There seemed to be this fear of talking to students and parents in a real way about paying for college. Sure, it’s uncomfortable to talk about money, especially with a parent talking about money with their kid in the room. The parent wants to be brave and tell the kid “if you get into your dream school, we’ll make it work.” And so often they don’t. This is, in my opinion, a true abrogation of responsibility. If counselors who do not have a heart to heart talk with every family about ACTUALLY paying for college, then it is time for them to rethink their methods and their priorities.
There are a whole bunch of uncomfortable questions to be asked. Is there money set aside for college? How much? How much out of your income and assets could you comfortably spare each month to help pay for college? Is there a younger sibling or a few that need to be taken care of? Or is there already debt from an older child?
Its pretty predictable what public colleges cost. Sure, the kid may want to get out of New Jersey in the worst kind of way, but that may not be affordable. Counselors need to be clear about the financial and educational consequences of college decisions, such as how a diploma from a 4-year college doesn’t have an asterisk that the student spent the first two years in community college.

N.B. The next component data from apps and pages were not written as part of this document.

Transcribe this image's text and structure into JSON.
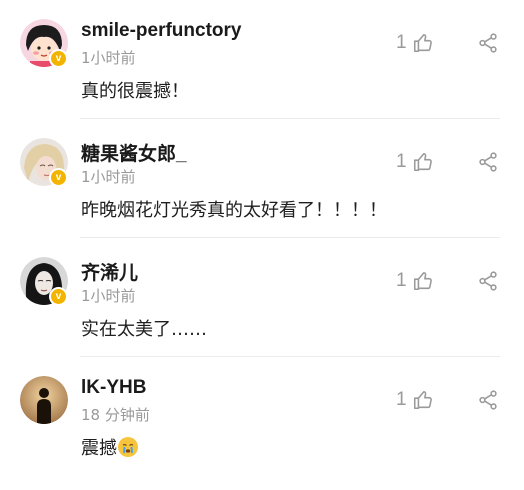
{
  "comments": [
    {
      "username": "smile-perfunctory",
      "time": "1小时前",
      "text": "真的很震撼！",
      "likes": "1",
      "verified": true,
      "avatar": "cartoon-girl-avatar"
    },
    {
      "username": "糖果酱女郎_",
      "time": "1小时前",
      "text": "昨晚烟花灯光秀真的太好看了！！！！",
      "likes": "1",
      "verified": true,
      "avatar": "blonde-girl-avatar"
    },
    {
      "username": "齐浠儿",
      "time": "1小时前",
      "text": "实在太美了……",
      "likes": "1",
      "verified": true,
      "avatar": "dark-hair-girl-avatar"
    },
    {
      "username": "lK-YHB",
      "time": "18 分钟前",
      "text": "震撼",
      "likes": "1",
      "verified": false,
      "avatar": "silhouette-avatar",
      "emoji": "crying-face-emoji"
    }
  ],
  "colors": {
    "badge": "#f3b400",
    "meta": "#9a9a9a",
    "divider": "#ececec"
  }
}
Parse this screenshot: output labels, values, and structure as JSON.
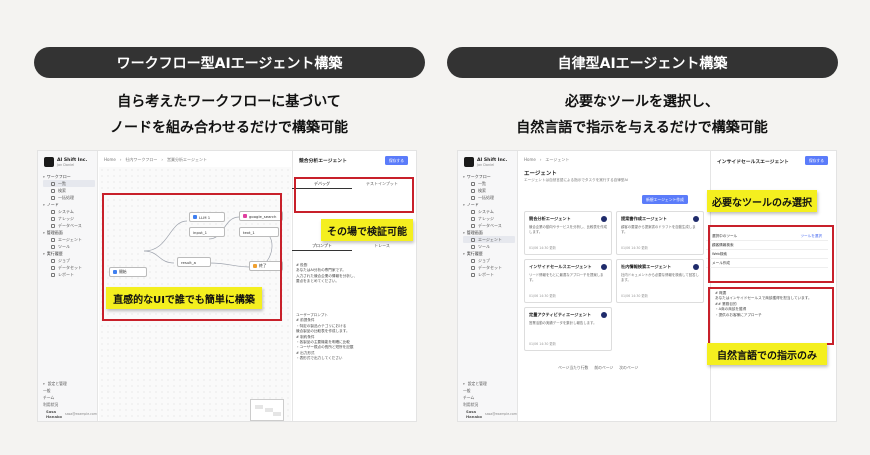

The scourge of debt is weighing on our students. Unfortunately, the students who are suffering the most are probably from high schools that do not have the ability to give much personal attention to every student. Some have caseloads of 500 or more and have little ability to do individual counseling. If you attend one of the schools that has that luxury, make sure counselors don’t serve up pablum that they could read on a million web sites. Have honest discussions about how the family is going to make this work. Each family should have a firm plan upon leaving a junior conference on how they are going to make this work.
This actually is a much a broader issue: when having discussions with students, MOST of the meeting should be a discussion with the family about the student’s future. There is obviously a need for some providing of information, but this should be no more than 25 – 50% of the meeting. Counselors should give hand-outs with information so they can quickly get that out of the way and the family has something to refer to if they didn’t remember what was said. Having said that, many if not most of the observations I did when first arriving at a school were heavily laden with information sharing with little interaction.
It is tough work to train counselors to get outside their comfort zone of discussing the specifics of applying to college. And to be honest, most directors I know do not encourage or enforce having discussions with families. I’ve entered high schools where I was told the previous directors discouraged talking about money, giving college lists, informing students of their admissibility at the colleges they are considering, helping kids pick teachers for recommendations, etc. The majority of many of the conferences at these schools could be done by playing a recording.
Besides not being helpful, this must be just incredibly boring to do day-after-day for weeks on end. I am neither a proponent nor detractor of independent counseling. The more that counselors actually do counseling, the less the need for independent counselors. There are risks involved with making judgments, asking uncomfortable questions, giving advice and working to get families to discuss things like limitations (financial, geographic, etc.)
Students often come in with “I want” statements, about a career, particularly colleges, a major, size, etc. It is up to the counselor to continually test whether these are best for the student. Students, even at elite suburban or private schools, frequently, to be blunt, have no idea what they are talking about. They frequently do not know the difference between a liberal arts college, a comprehensive college and a university. They frequently have never been on the campus of different kinds of colleges and have no idea of how much preparation they need for a career and what they can do with a given major. Accepting what the student says they want without following up to make sure they are knowledgeable is like discussing colors with a blind person.
So I didn’t mean to limit my comments to just discussing how to pay for college. Yes there are triggers that can set kids and parents off (such as even mentioning community college to some families), and it may be necessary to ease into a discussion. But this should never be an excuse for avoiding difficult discussions altogether. Counselors need to be brave, be bold, be helpful, take risks. This is the formula for really helping the families they counsel.